2. Completing an economic analysis of a new barley fuel ethanol process. ARS researchers at Wyndmoor, PA, compared the cost of making fuel ethanol from barley in a conventional process to the cost of using a new ARS “EDGE” (enhanced dry grind enzymatic) process that uses a special enzyme to ease processing and increase ethanol yields. To do the comparison, the researchers built a techno-economic computer model that simulated the conventional barley to ethanol process then they modified the model to represent the new EDGE process. When the models were compared, it was found that if barley prices were less than about $2.00 per bushel, the EDGE process was not economic.
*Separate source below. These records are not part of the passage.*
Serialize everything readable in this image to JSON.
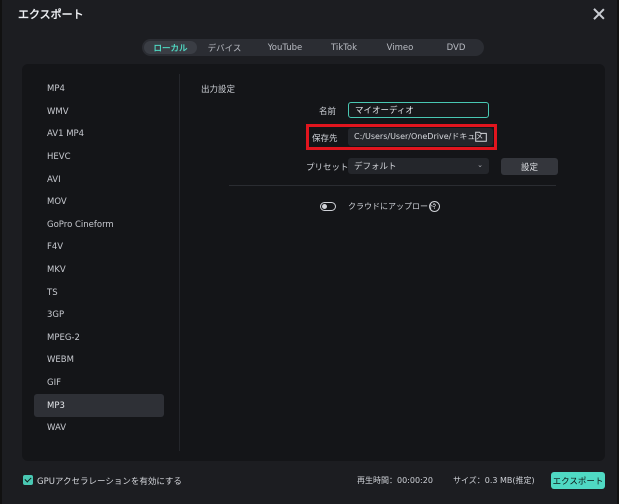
{
  "window": {
    "title": "エクスポート"
  },
  "tabs": [
    {
      "label": "ローカル",
      "active": true
    },
    {
      "label": "デバイス",
      "active": false
    },
    {
      "label": "YouTube",
      "active": false
    },
    {
      "label": "TikTok",
      "active": false
    },
    {
      "label": "Vimeo",
      "active": false
    },
    {
      "label": "DVD",
      "active": false
    }
  ],
  "formats": [
    {
      "label": "MP4"
    },
    {
      "label": "WMV"
    },
    {
      "label": "AV1 MP4"
    },
    {
      "label": "HEVC"
    },
    {
      "label": "AVI"
    },
    {
      "label": "MOV"
    },
    {
      "label": "GoPro Cineform"
    },
    {
      "label": "F4V"
    },
    {
      "label": "MKV"
    },
    {
      "label": "TS"
    },
    {
      "label": "3GP"
    },
    {
      "label": "MPEG-2"
    },
    {
      "label": "WEBM"
    },
    {
      "label": "GIF"
    },
    {
      "label": "MP3",
      "selected": true
    },
    {
      "label": "WAV"
    }
  ],
  "output": {
    "section_title": "出力設定",
    "name_label": "名前",
    "name_value": "マイオーディオ",
    "save_label": "保存先",
    "save_path": "C:/Users/User/OneDrive/ドキュメ",
    "preset_label": "プリセット",
    "preset_value": "デフォルト",
    "settings_button": "設定",
    "cloud_label": "クラウドにアップロード",
    "help_icon": "?"
  },
  "footer": {
    "gpu_label": "GPUアクセラレーションを有効にする",
    "gpu_checked": true,
    "duration": "再生時間：00:00:20",
    "size": "サイズ：0.3 MB(推定)",
    "export_button": "エクスポート"
  },
  "colors": {
    "accent": "#4fd9c3",
    "highlight": "#e1151e",
    "background": "#1c1d21"
  }
}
However, with barley prices at the current level of $4-$6 per bushel and with present costs of the enzyme, the EDGE process results in significant savings over the conventional process. Companies using barley to produce fuel ethanol in North America and Europe can use this recently published information to determine which process they will use in their facilities.
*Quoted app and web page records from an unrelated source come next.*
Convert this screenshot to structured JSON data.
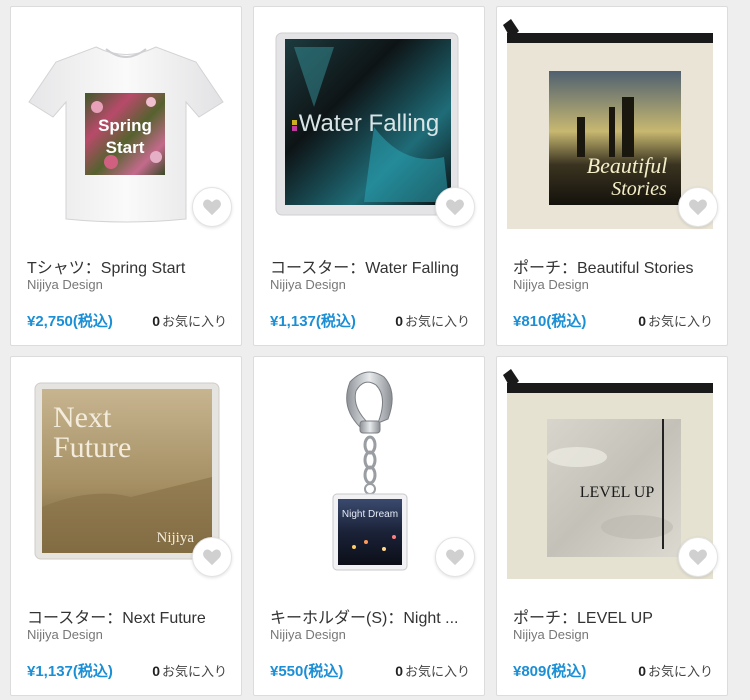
{
  "products": [
    {
      "title": "Tシャツ：Spring Start",
      "shop": "Nijiya Design",
      "price": "¥2,750(税込)",
      "fav_count": "0",
      "fav_label": "お気に入り",
      "print_text_1": "Spring",
      "print_text_2": "Start",
      "icon": "t-shirt"
    },
    {
      "title": "コースター：Water Falling",
      "shop": "Nijiya Design",
      "price": "¥1,137(税込)",
      "fav_count": "0",
      "fav_label": "お気に入り",
      "print_text_1": "Water Falling",
      "icon": "coaster"
    },
    {
      "title": "ポーチ：Beautiful Stories",
      "shop": "Nijiya Design",
      "price": "¥810(税込)",
      "fav_count": "0",
      "fav_label": "お気に入り",
      "print_text_1": "Beautiful",
      "print_text_2": "Stories",
      "icon": "pouch"
    },
    {
      "title": "コースター：Next Future",
      "shop": "Nijiya Design",
      "price": "¥1,137(税込)",
      "fav_count": "0",
      "fav_label": "お気に入り",
      "print_text_1": "Next",
      "print_text_2": "Future",
      "print_text_3": "Nijiya",
      "icon": "coaster"
    },
    {
      "title": "キーホルダー(S)：Night ...",
      "shop": "Nijiya Design",
      "price": "¥550(税込)",
      "fav_count": "0",
      "fav_label": "お気に入り",
      "print_text_1": "Night Dream",
      "icon": "keychain"
    },
    {
      "title": "ポーチ：LEVEL UP",
      "shop": "Nijiya Design",
      "price": "¥809(税込)",
      "fav_count": "0",
      "fav_label": "お気に入り",
      "print_text_1": "LEVEL UP",
      "icon": "pouch"
    }
  ],
  "colors": {
    "price": "#1a8fd6",
    "heart": "#d0d0d0"
  }
}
3. New process to remove mycotoxins from barley grain while simultaneously making fuel ethanol. Barley grown in seasons with high rainfall is sometimes contaminated with toxins produced by fungi that grow in the field on the moist barley kernels. These “mycotoxins” are toxic to humans and animals and thus barley grain contaminated with them cannot be used for food or feed. ARS researchers at Wyndmoor, PA, collaborated with researchers at Virginia Tech to develop a new yeast strain and showed that it can convert barley to fuel ethanol and simultaneously convert the mycotoxin called deoxynivalenol (DON) into less toxic forms so that the resulting ethanol coproduct, distiller’s dried grains with solubles (DDGS) can be fed to animals. This is the first work of its kind and it has potential to allow use of contaminated barley in fuel and feed markets which will help farmers and ethanol producers avoid crop and product losses. The work has been published and covered in numerous press releases around the world.
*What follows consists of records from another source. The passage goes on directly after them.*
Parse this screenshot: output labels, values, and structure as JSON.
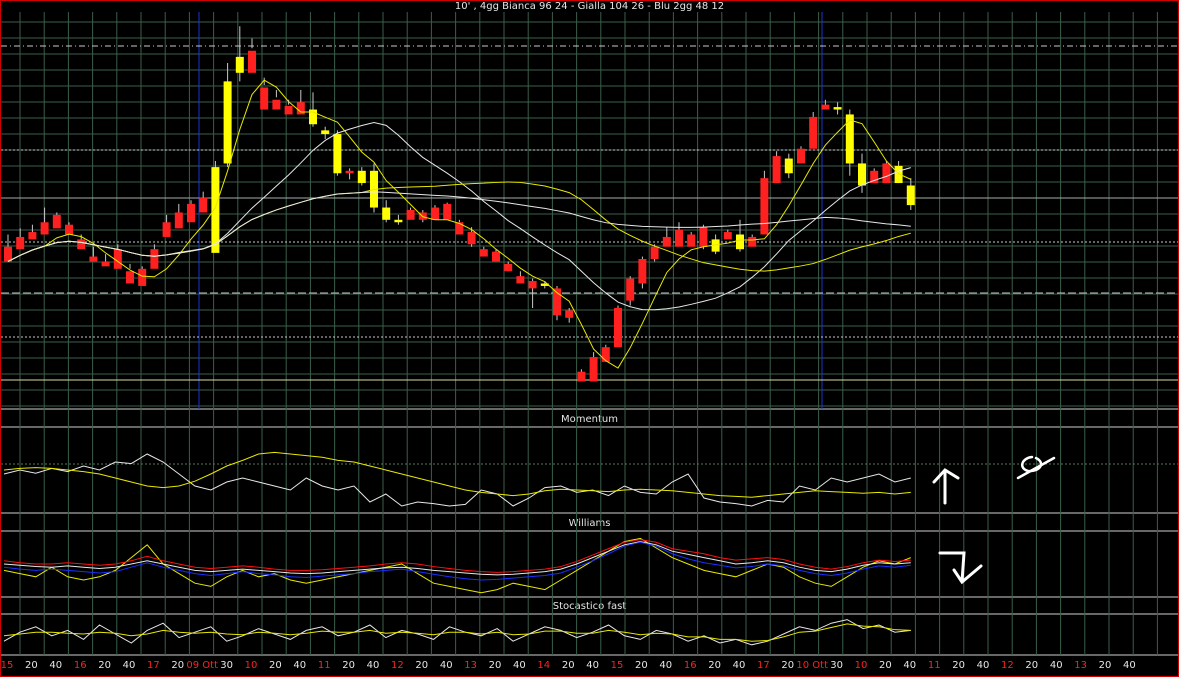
{
  "title": "10' , 4gg Bianca 96 24 - Gialla 104 26 - Blu 2gg 48 12",
  "panels": {
    "momentum": "Momentum",
    "williams": "Williams",
    "stochastic": "Stocastico fast"
  },
  "colors": {
    "background": "#000000",
    "frame": "#d00000",
    "grid": "#3d5e4a",
    "bull_candle": "#ffff00",
    "bear_candle": "#ff2020",
    "white_line": "#e8e8e8",
    "yellow_line": "#e8e800",
    "blue_line": "#1830ff",
    "red_line": "#ff1010",
    "session_line": "#1a35d0",
    "tick_red": "#ff2020",
    "tick_normal": "#e6e6e6"
  },
  "chart_data": [
    {
      "type": "candlestick",
      "title": "10' , 4gg Bianca 96 24 - Gialla 104 26 - Blu 2gg 48 12",
      "moving_averages": [
        "Bianca 96 24",
        "Gialla 104 26",
        "Blu 2gg 48 12"
      ],
      "x_tick_labels": [
        "15",
        "20",
        "40",
        "16",
        "20",
        "40",
        "17",
        "20",
        "09 Ott",
        "30",
        "10",
        "20",
        "40",
        "11",
        "20",
        "40",
        "12",
        "20",
        "40",
        "13",
        "20",
        "40",
        "14",
        "20",
        "40",
        "15",
        "20",
        "40",
        "16",
        "20",
        "40",
        "17",
        "20",
        "10 Ott",
        "30",
        "10",
        "20",
        "40",
        "11",
        "20",
        "40",
        "12",
        "20",
        "40",
        "13",
        "20",
        "40"
      ],
      "red_tick_labels": [
        "15",
        "16",
        "17",
        "09 Ott",
        "10",
        "11",
        "12",
        "13",
        "14",
        "15",
        "16",
        "17",
        "10 Ott",
        "11",
        "12",
        "13"
      ],
      "candles_ohlc_relative": [
        [
          130,
          118,
          122,
          140
        ],
        [
          138,
          128,
          132,
          145
        ],
        [
          142,
          136,
          138,
          148
        ],
        [
          150,
          140,
          142,
          162
        ],
        [
          156,
          145,
          148,
          158
        ],
        [
          148,
          140,
          142,
          150
        ],
        [
          136,
          128,
          130,
          140
        ],
        [
          122,
          118,
          120,
          130
        ],
        [
          118,
          114,
          116,
          124
        ],
        [
          128,
          112,
          114,
          132
        ],
        [
          110,
          100,
          112,
          116
        ],
        [
          112,
          98,
          100,
          114
        ],
        [
          128,
          112,
          128,
          132
        ],
        [
          150,
          138,
          140,
          156
        ],
        [
          158,
          145,
          150,
          165
        ],
        [
          165,
          150,
          152,
          168
        ],
        [
          170,
          158,
          160,
          175
        ],
        [
          125,
          195,
          200,
          128
        ],
        [
          198,
          265,
          280,
          195
        ],
        [
          272,
          285,
          310,
          265
        ],
        [
          290,
          272,
          292,
          300
        ],
        [
          260,
          242,
          262,
          268
        ],
        [
          250,
          242,
          252,
          258
        ],
        [
          245,
          238,
          246,
          250
        ],
        [
          248,
          238,
          242,
          258
        ],
        [
          230,
          242,
          256,
          228
        ],
        [
          222,
          225,
          228,
          218
        ],
        [
          190,
          222,
          225,
          188
        ],
        [
          192,
          190,
          194,
          185
        ],
        [
          182,
          192,
          195,
          180
        ],
        [
          162,
          192,
          198,
          158
        ],
        [
          152,
          162,
          168,
          150
        ],
        [
          150,
          152,
          156,
          148
        ],
        [
          160,
          152,
          162,
          158
        ],
        [
          158,
          152,
          160,
          150
        ],
        [
          162,
          152,
          164,
          152
        ],
        [
          165,
          152,
          166,
          162
        ],
        [
          150,
          140,
          152,
          150
        ],
        [
          142,
          132,
          146,
          130
        ],
        [
          128,
          122,
          130,
          126
        ],
        [
          126,
          118,
          128,
          122
        ],
        [
          116,
          110,
          118,
          110
        ],
        [
          106,
          100,
          110,
          100
        ],
        [
          102,
          96,
          104,
          80
        ],
        [
          98,
          100,
          102,
          96
        ],
        [
          96,
          74,
          98,
          70
        ],
        [
          78,
          72,
          80,
          68
        ],
        [
          28,
          20,
          30,
          22
        ],
        [
          40,
          20,
          44,
          36
        ],
        [
          48,
          36,
          50,
          46
        ],
        [
          80,
          48,
          82,
          56
        ],
        [
          104,
          86,
          106,
          82
        ],
        [
          120,
          100,
          122,
          96
        ],
        [
          130,
          120,
          132,
          118
        ],
        [
          138,
          130,
          146,
          136
        ],
        [
          144,
          130,
          150,
          142
        ],
        [
          140,
          130,
          142,
          136
        ],
        [
          146,
          130,
          148,
          128
        ],
        [
          126,
          136,
          140,
          124
        ],
        [
          142,
          136,
          144,
          140
        ],
        [
          128,
          140,
          152,
          126
        ],
        [
          138,
          130,
          140,
          136
        ],
        [
          186,
          140,
          192,
          182
        ],
        [
          204,
          182,
          208,
          200
        ],
        [
          190,
          202,
          206,
          186
        ],
        [
          210,
          198,
          212,
          208
        ],
        [
          236,
          210,
          240,
          234
        ],
        [
          246,
          242,
          250,
          244
        ],
        [
          242,
          244,
          248,
          238
        ],
        [
          198,
          238,
          242,
          188
        ],
        [
          180,
          198,
          206,
          174
        ],
        [
          192,
          182,
          194,
          186
        ],
        [
          198,
          182,
          200,
          198
        ],
        [
          182,
          196,
          200,
          182
        ],
        [
          164,
          180,
          186,
          160
        ]
      ]
    },
    {
      "type": "line",
      "title": "Momentum",
      "series": [
        {
          "values": [
            0.45,
            0.5,
            0.46,
            0.52,
            0.48,
            0.55,
            0.5,
            0.6,
            0.58,
            0.7,
            0.6,
            0.45,
            0.3,
            0.25,
            0.35,
            0.4,
            0.35,
            0.3,
            0.25,
            0.4,
            0.3,
            0.25,
            0.3,
            0.1,
            0.2,
            0.05,
            0.1,
            0.08,
            0.05,
            0.07,
            0.25,
            0.2,
            0.05,
            0.15,
            0.28,
            0.3,
            0.22,
            0.25,
            0.18,
            0.3,
            0.22,
            0.2,
            0.35,
            0.45,
            0.15,
            0.1,
            0.08,
            0.05,
            0.12,
            0.1,
            0.3,
            0.25,
            0.4,
            0.35,
            0.4,
            0.45,
            0.35,
            0.4
          ]
        },
        {
          "values": [
            0.5,
            0.52,
            0.53,
            0.52,
            0.5,
            0.48,
            0.45,
            0.4,
            0.35,
            0.3,
            0.28,
            0.3,
            0.36,
            0.45,
            0.55,
            0.62,
            0.7,
            0.72,
            0.7,
            0.68,
            0.66,
            0.62,
            0.6,
            0.55,
            0.5,
            0.45,
            0.4,
            0.35,
            0.3,
            0.25,
            0.22,
            0.2,
            0.18,
            0.2,
            0.24,
            0.26,
            0.25,
            0.24,
            0.23,
            0.25,
            0.26,
            0.25,
            0.24,
            0.22,
            0.2,
            0.18,
            0.17,
            0.16,
            0.18,
            0.2,
            0.22,
            0.24,
            0.23,
            0.22,
            0.21,
            0.22,
            0.2,
            0.22
          ]
        }
      ]
    },
    {
      "type": "line",
      "title": "Williams",
      "series": [
        {
          "values": [
            0.4,
            0.35,
            0.3,
            0.45,
            0.3,
            0.25,
            0.3,
            0.4,
            0.6,
            0.8,
            0.5,
            0.35,
            0.2,
            0.15,
            0.3,
            0.4,
            0.3,
            0.35,
            0.25,
            0.2,
            0.25,
            0.3,
            0.35,
            0.4,
            0.45,
            0.5,
            0.35,
            0.2,
            0.15,
            0.1,
            0.05,
            0.1,
            0.2,
            0.15,
            0.1,
            0.25,
            0.4,
            0.55,
            0.7,
            0.85,
            0.9,
            0.75,
            0.6,
            0.5,
            0.4,
            0.35,
            0.3,
            0.4,
            0.5,
            0.45,
            0.3,
            0.2,
            0.15,
            0.3,
            0.45,
            0.55,
            0.5,
            0.6
          ]
        },
        {
          "values": [
            0.5,
            0.48,
            0.46,
            0.45,
            0.47,
            0.45,
            0.43,
            0.45,
            0.5,
            0.55,
            0.5,
            0.45,
            0.4,
            0.38,
            0.4,
            0.42,
            0.4,
            0.38,
            0.36,
            0.35,
            0.36,
            0.38,
            0.4,
            0.42,
            0.44,
            0.45,
            0.43,
            0.4,
            0.38,
            0.36,
            0.34,
            0.33,
            0.34,
            0.36,
            0.38,
            0.42,
            0.5,
            0.6,
            0.7,
            0.8,
            0.85,
            0.8,
            0.7,
            0.65,
            0.6,
            0.55,
            0.5,
            0.52,
            0.55,
            0.52,
            0.45,
            0.4,
            0.38,
            0.42,
            0.48,
            0.52,
            0.5,
            0.52
          ]
        },
        {
          "values": [
            0.55,
            0.52,
            0.5,
            0.5,
            0.52,
            0.5,
            0.48,
            0.5,
            0.55,
            0.62,
            0.55,
            0.5,
            0.45,
            0.43,
            0.45,
            0.47,
            0.45,
            0.42,
            0.4,
            0.4,
            0.41,
            0.43,
            0.45,
            0.47,
            0.5,
            0.52,
            0.5,
            0.46,
            0.43,
            0.4,
            0.38,
            0.37,
            0.38,
            0.4,
            0.42,
            0.46,
            0.54,
            0.64,
            0.74,
            0.84,
            0.88,
            0.84,
            0.74,
            0.7,
            0.66,
            0.6,
            0.56,
            0.58,
            0.6,
            0.57,
            0.5,
            0.45,
            0.42,
            0.46,
            0.52,
            0.56,
            0.54,
            0.56
          ]
        },
        {
          "values": [
            0.45,
            0.42,
            0.4,
            0.42,
            0.4,
            0.38,
            0.36,
            0.38,
            0.45,
            0.52,
            0.45,
            0.4,
            0.35,
            0.32,
            0.35,
            0.38,
            0.35,
            0.33,
            0.3,
            0.29,
            0.31,
            0.33,
            0.35,
            0.38,
            0.4,
            0.42,
            0.38,
            0.34,
            0.3,
            0.27,
            0.25,
            0.26,
            0.28,
            0.3,
            0.32,
            0.36,
            0.45,
            0.55,
            0.66,
            0.78,
            0.84,
            0.78,
            0.66,
            0.58,
            0.52,
            0.48,
            0.44,
            0.46,
            0.5,
            0.47,
            0.4,
            0.35,
            0.32,
            0.36,
            0.42,
            0.47,
            0.45,
            0.48
          ]
        }
      ]
    },
    {
      "type": "line",
      "title": "Stocastico fast",
      "series": [
        {
          "values": [
            0.3,
            0.55,
            0.7,
            0.45,
            0.6,
            0.35,
            0.75,
            0.5,
            0.25,
            0.6,
            0.8,
            0.4,
            0.55,
            0.7,
            0.3,
            0.45,
            0.65,
            0.5,
            0.35,
            0.6,
            0.7,
            0.45,
            0.55,
            0.75,
            0.4,
            0.6,
            0.5,
            0.35,
            0.7,
            0.55,
            0.45,
            0.65,
            0.3,
            0.5,
            0.7,
            0.6,
            0.4,
            0.55,
            0.75,
            0.45,
            0.35,
            0.6,
            0.5,
            0.3,
            0.45,
            0.25,
            0.35,
            0.2,
            0.3,
            0.5,
            0.7,
            0.6,
            0.8,
            0.9,
            0.65,
            0.75,
            0.55,
            0.6
          ]
        },
        {
          "values": [
            0.45,
            0.5,
            0.55,
            0.55,
            0.52,
            0.5,
            0.55,
            0.52,
            0.45,
            0.5,
            0.6,
            0.55,
            0.52,
            0.55,
            0.5,
            0.48,
            0.55,
            0.52,
            0.48,
            0.52,
            0.58,
            0.55,
            0.55,
            0.6,
            0.52,
            0.55,
            0.52,
            0.48,
            0.55,
            0.55,
            0.5,
            0.55,
            0.48,
            0.5,
            0.58,
            0.58,
            0.52,
            0.52,
            0.6,
            0.55,
            0.48,
            0.52,
            0.5,
            0.42,
            0.42,
            0.35,
            0.35,
            0.3,
            0.32,
            0.42,
            0.55,
            0.58,
            0.68,
            0.78,
            0.72,
            0.7,
            0.62,
            0.6
          ]
        }
      ]
    }
  ]
}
Kim, T., Nghiem, N.P., Taylor, F., Hicks, K.B. 2011. Consolidated conversion of hulled barley into fermentable sugars using chemical, thermal, and enzymatic (C.T.E.) treatment. Applied Biochemistry and Biotechnology. 164:534-545.